Written by Ruchir Sharma, an economist at Morgan Stanley, the book essentially argues that emerging economies can’t be bunched into one homogeneous group, and that each country within this grouping is going to follow a different trajectory, with only some of them coming forward as “breakout nations” with sustained growth. He forecasts there’s a 50 percent chance of India being one of the breakout nations.

Sharma highlights worries over India’s much-touted demographic dividend, crony capitalism and what he calls its “premature welfare state tendencies.” In a blog review, Swaminathan Aiyar, a leading economic columnist, lauds Sharma’s insights enthusiastically. But Aiyar adds: “The book is a bit too pessimistic about India, which probably has more than a 50 percent chance of exceeding 7 percent growth.”

Without a doubt, the book’s timing couldn’t have been more appropriate. There are growing worries that India is fast losing its economic sheen, and needs to shake off the arrogant assumption that the world sees it as the next economic superpower. A perceived policy paralysis and the slow introduction of necessary legislation on key economic issues at the central government level have added to the narrative that India is gradually going off track. Such pessimism has been compounded by the controversy sparked by Kaushik Basu, the government’s chief economic adviser, who was quoted in his address at Carnegie Mellon as saying that major reforms are unlikely before the next general election, due in 2014.
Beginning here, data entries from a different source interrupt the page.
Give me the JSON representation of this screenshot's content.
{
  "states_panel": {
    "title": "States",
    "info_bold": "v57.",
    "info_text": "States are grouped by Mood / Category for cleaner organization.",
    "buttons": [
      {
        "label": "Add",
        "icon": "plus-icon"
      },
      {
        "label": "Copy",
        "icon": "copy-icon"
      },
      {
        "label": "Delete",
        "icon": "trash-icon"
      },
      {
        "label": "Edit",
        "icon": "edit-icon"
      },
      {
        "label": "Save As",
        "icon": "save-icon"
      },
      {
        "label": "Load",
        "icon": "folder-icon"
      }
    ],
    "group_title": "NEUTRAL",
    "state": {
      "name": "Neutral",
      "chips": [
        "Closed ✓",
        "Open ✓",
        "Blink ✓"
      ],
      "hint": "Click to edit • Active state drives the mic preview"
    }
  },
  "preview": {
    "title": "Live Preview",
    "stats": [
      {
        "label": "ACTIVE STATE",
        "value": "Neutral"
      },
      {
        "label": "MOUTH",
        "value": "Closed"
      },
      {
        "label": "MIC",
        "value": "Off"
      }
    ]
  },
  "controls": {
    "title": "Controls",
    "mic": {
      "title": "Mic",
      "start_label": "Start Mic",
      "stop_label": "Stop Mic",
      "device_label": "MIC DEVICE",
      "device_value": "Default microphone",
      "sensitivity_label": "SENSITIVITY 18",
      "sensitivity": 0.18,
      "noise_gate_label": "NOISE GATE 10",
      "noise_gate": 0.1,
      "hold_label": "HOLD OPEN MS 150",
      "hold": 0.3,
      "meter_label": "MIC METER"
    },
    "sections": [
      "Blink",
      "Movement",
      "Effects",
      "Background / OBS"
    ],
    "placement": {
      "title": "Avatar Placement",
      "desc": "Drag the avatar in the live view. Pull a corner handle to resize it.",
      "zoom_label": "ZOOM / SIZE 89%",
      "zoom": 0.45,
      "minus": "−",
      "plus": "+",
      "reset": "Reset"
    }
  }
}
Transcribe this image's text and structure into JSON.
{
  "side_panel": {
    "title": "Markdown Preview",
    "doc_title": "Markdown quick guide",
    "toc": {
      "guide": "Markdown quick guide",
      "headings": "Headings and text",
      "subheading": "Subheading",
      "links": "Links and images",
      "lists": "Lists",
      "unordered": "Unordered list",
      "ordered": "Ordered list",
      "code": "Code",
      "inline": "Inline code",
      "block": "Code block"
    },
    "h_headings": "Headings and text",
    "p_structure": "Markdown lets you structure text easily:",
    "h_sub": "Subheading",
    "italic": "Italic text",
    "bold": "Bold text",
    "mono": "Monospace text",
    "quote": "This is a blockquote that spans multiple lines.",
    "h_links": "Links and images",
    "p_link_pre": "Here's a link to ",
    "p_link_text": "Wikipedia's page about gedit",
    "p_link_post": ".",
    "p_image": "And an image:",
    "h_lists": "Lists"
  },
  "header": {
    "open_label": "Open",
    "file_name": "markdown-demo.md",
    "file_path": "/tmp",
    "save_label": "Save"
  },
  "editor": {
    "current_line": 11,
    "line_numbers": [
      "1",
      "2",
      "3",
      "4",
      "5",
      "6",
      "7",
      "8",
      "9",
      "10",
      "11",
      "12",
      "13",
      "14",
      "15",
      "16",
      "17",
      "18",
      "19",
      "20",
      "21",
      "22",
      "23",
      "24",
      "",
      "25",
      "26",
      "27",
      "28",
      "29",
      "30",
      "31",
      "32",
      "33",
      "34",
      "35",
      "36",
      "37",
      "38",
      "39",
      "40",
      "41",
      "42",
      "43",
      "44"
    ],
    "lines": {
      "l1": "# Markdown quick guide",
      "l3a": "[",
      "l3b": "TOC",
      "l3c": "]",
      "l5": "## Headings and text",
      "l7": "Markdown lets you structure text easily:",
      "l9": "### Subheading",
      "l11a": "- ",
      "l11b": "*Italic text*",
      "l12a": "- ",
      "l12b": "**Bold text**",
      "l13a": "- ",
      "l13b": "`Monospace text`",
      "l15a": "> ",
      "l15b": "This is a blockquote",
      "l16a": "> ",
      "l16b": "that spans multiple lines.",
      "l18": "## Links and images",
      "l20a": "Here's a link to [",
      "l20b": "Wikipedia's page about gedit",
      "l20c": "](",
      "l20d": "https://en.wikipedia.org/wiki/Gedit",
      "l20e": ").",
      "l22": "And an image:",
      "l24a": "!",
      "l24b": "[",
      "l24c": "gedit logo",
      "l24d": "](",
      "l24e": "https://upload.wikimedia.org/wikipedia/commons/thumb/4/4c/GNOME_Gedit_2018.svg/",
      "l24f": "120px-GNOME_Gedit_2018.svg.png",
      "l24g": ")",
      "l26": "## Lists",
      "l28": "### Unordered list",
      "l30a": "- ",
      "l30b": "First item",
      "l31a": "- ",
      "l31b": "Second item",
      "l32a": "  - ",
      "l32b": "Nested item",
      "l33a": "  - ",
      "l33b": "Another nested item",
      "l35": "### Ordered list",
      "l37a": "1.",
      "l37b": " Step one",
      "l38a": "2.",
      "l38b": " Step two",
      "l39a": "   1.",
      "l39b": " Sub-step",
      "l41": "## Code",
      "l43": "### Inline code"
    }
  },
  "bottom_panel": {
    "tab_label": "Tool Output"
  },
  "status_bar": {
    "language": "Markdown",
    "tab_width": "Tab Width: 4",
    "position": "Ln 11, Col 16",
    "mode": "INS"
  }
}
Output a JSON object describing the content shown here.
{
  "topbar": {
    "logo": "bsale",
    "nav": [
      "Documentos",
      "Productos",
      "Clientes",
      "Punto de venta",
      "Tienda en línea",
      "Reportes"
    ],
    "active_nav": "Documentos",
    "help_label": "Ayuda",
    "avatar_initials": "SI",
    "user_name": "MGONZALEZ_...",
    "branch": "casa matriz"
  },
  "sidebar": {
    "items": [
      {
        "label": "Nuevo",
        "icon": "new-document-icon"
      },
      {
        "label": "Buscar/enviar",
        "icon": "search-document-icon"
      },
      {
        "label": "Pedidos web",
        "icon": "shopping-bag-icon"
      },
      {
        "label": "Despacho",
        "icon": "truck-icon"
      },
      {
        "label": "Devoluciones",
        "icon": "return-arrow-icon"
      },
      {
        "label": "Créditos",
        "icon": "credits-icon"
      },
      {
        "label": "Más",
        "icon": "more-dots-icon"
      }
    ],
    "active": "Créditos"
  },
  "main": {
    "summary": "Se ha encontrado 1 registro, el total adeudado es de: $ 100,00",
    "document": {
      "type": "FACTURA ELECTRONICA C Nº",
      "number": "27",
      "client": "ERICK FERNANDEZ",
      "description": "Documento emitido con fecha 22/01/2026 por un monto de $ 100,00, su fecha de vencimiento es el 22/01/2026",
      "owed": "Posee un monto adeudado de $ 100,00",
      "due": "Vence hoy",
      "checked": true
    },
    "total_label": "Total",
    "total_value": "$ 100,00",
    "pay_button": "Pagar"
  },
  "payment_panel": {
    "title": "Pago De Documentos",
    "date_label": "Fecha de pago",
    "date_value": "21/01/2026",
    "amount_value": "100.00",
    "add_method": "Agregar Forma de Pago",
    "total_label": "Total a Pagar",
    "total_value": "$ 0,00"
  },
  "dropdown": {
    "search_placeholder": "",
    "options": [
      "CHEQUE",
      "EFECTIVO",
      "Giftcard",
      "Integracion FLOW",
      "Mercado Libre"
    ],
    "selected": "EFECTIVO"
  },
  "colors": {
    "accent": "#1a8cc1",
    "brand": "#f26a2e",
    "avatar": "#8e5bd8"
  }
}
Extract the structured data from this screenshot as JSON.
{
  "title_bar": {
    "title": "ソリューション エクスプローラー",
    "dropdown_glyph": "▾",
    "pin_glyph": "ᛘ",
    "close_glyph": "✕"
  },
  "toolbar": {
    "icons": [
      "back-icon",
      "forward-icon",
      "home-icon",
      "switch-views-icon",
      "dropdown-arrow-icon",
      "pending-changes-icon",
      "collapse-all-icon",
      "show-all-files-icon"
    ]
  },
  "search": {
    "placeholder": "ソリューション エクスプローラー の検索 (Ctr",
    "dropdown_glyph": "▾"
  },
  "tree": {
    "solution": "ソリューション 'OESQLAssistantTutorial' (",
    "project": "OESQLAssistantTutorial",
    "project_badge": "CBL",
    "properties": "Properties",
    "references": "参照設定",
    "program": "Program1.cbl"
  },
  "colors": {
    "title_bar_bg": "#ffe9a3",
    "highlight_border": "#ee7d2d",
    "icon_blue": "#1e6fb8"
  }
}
The opposition parties were quick to accuse the government of being paralysed, and Basu quickly “clarified” that he was quoted out of context. He did, though, admit that the political compulsions of a coalition government had led to slower decision-making. Considering that the general election is two years away (and that even afterward, a strong, one-party government seems unlikely to be the result), and with the current government shackled by political pressures pulling it in different directions, could Sharma actually be right?

India’s future really might be hanging in the balance.